[a] hefty dose of electronics
one of the most tech-savvy vehicles on the road
Kelley Blue Book
offers a wide range of innovations
The Auto Channel
TheCarConnection.com nearly awards the 2008 BMW 5-Series a perfect 10 for a full range of innovative features, but one standard feature detracts from the luxurious package.
Standard equipment on the 5-Series includes a sunroof, power front seats, automatic climate control, iDrive, and vinyl upholstery. The 535i adds lumbar support for the front seats and xenon headlights, while the 550i gets leather upholstery and auto-dimming mirrors.

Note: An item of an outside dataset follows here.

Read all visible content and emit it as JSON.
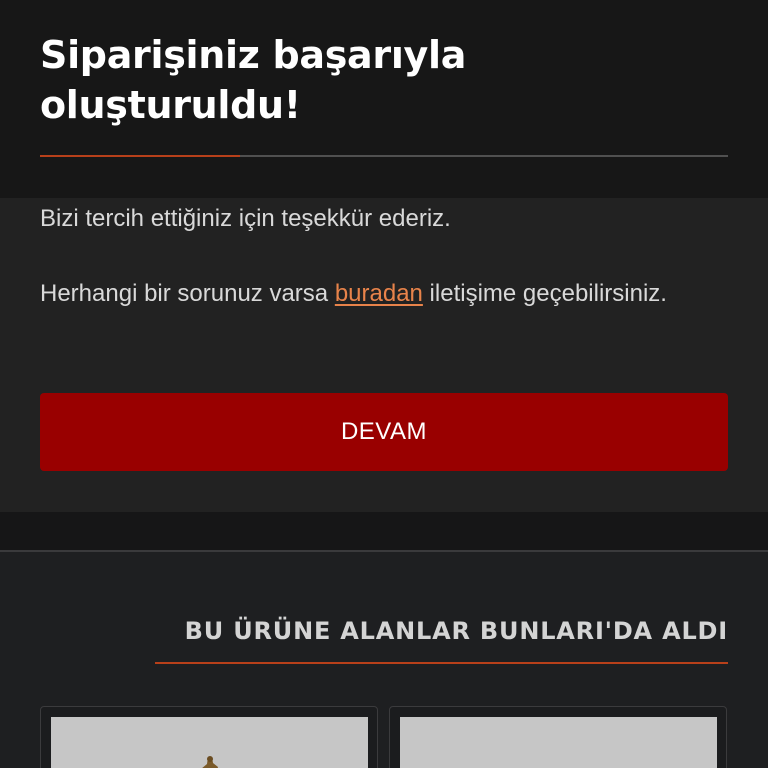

The options list is extensive. Cars.com reports "a new MP3 adapter" with which drivers can operate their players from the steering wheel (which could be a safety improvement as well). Kelley Blue Book lists Bluetooth wireless connectivity for cell phone users, as well as a 10-speaker AM/FM radio-CD player combination. Other features available include ventilated front seats and heated rear seats; active steering; a head-up display; keyless ignition; HD and satellite radio; and a night-vision system.
The one negative that most reviews agree on is the 2008 BMW 5-Series's iDrive system, which uses a single console knob to control a range of functions, such as the stereo, climate control, and so on. Car and Driver calls iDrive "a curse"; stating that it "complicates most functions," ConsumerGuide suggests that it may even constitute a safety hazard, as it "diverts the driver's attention from the road." Edmunds found it "cumbersome to use," while Kelley Blue Book, which praised its many technological gadgets, called iDrive "improving but arduous." The most damning indictment of iDrive, however, came from the New York Times: "the most illogical, ill-conceived systems controller from any car company." It’s enough to draw down the whole 5-Series driving experience.
The 2008 BMW 5-Series has enough high-tech features to keep anyone happy for a long time, but iDrive still contributes to road-test rage.